=== Entries provided ===
......
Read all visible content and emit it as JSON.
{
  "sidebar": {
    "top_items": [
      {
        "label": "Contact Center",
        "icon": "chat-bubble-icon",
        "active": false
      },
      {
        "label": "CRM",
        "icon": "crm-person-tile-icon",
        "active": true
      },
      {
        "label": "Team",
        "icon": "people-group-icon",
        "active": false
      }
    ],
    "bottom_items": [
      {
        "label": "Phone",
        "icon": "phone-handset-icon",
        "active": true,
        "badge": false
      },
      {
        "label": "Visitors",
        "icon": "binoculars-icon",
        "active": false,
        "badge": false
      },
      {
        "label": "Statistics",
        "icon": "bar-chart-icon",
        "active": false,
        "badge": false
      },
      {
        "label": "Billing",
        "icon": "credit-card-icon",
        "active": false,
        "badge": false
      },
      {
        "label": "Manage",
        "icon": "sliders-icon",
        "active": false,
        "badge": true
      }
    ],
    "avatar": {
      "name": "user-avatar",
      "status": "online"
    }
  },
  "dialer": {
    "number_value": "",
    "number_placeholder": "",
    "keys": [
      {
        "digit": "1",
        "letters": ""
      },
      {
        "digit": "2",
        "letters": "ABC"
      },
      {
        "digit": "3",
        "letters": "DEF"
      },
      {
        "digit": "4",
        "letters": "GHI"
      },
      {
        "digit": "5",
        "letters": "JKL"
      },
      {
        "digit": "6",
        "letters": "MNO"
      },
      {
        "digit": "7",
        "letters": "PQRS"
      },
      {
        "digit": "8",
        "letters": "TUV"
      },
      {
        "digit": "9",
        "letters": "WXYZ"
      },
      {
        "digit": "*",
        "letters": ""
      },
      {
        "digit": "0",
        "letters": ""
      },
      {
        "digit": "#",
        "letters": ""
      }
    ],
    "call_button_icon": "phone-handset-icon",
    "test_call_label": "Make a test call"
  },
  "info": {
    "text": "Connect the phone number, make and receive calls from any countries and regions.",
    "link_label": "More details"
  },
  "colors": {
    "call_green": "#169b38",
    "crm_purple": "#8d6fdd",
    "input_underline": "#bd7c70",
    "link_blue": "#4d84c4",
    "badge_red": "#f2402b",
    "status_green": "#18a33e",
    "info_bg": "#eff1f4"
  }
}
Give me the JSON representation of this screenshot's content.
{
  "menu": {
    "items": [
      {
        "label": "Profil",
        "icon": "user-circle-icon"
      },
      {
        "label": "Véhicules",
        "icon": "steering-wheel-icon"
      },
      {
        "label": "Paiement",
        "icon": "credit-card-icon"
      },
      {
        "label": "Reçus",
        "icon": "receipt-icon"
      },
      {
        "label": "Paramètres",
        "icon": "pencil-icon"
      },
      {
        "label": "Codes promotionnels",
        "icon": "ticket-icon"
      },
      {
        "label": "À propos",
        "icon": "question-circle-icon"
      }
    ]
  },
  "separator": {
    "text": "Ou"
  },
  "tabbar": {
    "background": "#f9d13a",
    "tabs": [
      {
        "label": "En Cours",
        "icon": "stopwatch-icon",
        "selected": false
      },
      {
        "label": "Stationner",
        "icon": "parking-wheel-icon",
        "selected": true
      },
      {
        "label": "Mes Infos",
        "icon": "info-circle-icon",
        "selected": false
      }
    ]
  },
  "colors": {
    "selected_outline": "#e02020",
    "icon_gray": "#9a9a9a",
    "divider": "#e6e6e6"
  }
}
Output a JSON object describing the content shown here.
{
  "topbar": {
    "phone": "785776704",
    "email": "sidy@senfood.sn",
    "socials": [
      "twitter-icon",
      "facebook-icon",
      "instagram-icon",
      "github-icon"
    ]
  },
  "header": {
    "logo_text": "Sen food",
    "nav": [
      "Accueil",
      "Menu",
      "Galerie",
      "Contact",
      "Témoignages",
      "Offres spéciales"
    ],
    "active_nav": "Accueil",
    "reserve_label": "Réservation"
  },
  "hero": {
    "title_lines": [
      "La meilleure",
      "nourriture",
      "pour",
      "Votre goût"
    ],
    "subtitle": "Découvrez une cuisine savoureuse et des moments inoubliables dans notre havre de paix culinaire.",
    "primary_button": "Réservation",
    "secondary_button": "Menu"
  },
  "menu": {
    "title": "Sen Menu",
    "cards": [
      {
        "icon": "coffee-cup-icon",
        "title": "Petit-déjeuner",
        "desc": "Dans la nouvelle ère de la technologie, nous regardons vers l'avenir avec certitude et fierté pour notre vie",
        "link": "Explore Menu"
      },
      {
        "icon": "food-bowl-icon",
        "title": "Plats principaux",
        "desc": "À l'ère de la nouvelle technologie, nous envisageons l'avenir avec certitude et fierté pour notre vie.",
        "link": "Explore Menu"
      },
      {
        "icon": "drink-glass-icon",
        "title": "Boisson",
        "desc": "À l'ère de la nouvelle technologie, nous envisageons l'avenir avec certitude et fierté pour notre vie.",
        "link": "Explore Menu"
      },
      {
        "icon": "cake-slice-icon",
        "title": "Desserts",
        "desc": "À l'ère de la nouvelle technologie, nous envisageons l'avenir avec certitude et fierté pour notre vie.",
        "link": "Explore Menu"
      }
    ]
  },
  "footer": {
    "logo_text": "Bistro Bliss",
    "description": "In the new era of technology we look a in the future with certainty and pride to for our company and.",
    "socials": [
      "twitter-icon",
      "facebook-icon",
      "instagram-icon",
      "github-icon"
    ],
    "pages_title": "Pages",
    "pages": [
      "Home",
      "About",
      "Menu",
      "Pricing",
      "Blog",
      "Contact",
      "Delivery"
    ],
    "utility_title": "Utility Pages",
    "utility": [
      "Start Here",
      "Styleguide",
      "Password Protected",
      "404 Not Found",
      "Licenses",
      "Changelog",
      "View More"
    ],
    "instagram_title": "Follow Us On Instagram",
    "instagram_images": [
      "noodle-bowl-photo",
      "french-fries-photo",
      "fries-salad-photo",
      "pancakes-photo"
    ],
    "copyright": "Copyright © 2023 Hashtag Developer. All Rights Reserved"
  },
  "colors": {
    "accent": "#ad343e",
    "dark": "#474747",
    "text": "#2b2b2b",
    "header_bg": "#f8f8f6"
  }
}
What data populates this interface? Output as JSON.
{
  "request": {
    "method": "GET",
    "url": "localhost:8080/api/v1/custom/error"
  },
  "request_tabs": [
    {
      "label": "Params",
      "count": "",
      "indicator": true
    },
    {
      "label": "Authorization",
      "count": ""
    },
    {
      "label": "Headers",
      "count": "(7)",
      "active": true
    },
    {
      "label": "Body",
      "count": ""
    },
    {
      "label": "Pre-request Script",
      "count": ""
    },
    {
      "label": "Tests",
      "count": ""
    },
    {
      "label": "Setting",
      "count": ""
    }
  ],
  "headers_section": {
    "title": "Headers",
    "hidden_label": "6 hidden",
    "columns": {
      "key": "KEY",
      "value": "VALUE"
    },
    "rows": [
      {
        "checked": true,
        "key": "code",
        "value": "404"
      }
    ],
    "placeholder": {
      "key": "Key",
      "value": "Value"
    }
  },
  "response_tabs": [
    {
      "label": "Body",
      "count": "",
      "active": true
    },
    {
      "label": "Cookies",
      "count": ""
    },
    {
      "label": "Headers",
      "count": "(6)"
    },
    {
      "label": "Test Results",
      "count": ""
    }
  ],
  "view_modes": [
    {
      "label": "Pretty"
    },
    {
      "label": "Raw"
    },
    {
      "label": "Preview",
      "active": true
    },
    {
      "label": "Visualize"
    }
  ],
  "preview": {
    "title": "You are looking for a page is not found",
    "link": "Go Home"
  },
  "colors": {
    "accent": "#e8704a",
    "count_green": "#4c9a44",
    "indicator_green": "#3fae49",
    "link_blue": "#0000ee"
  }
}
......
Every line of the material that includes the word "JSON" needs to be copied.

Read all visible content and emit it as JSON.
Give me the JSON representation of this screenshot's content.
Output a JSON object describing the content shown here.
What data populates this interface? Output as JSON.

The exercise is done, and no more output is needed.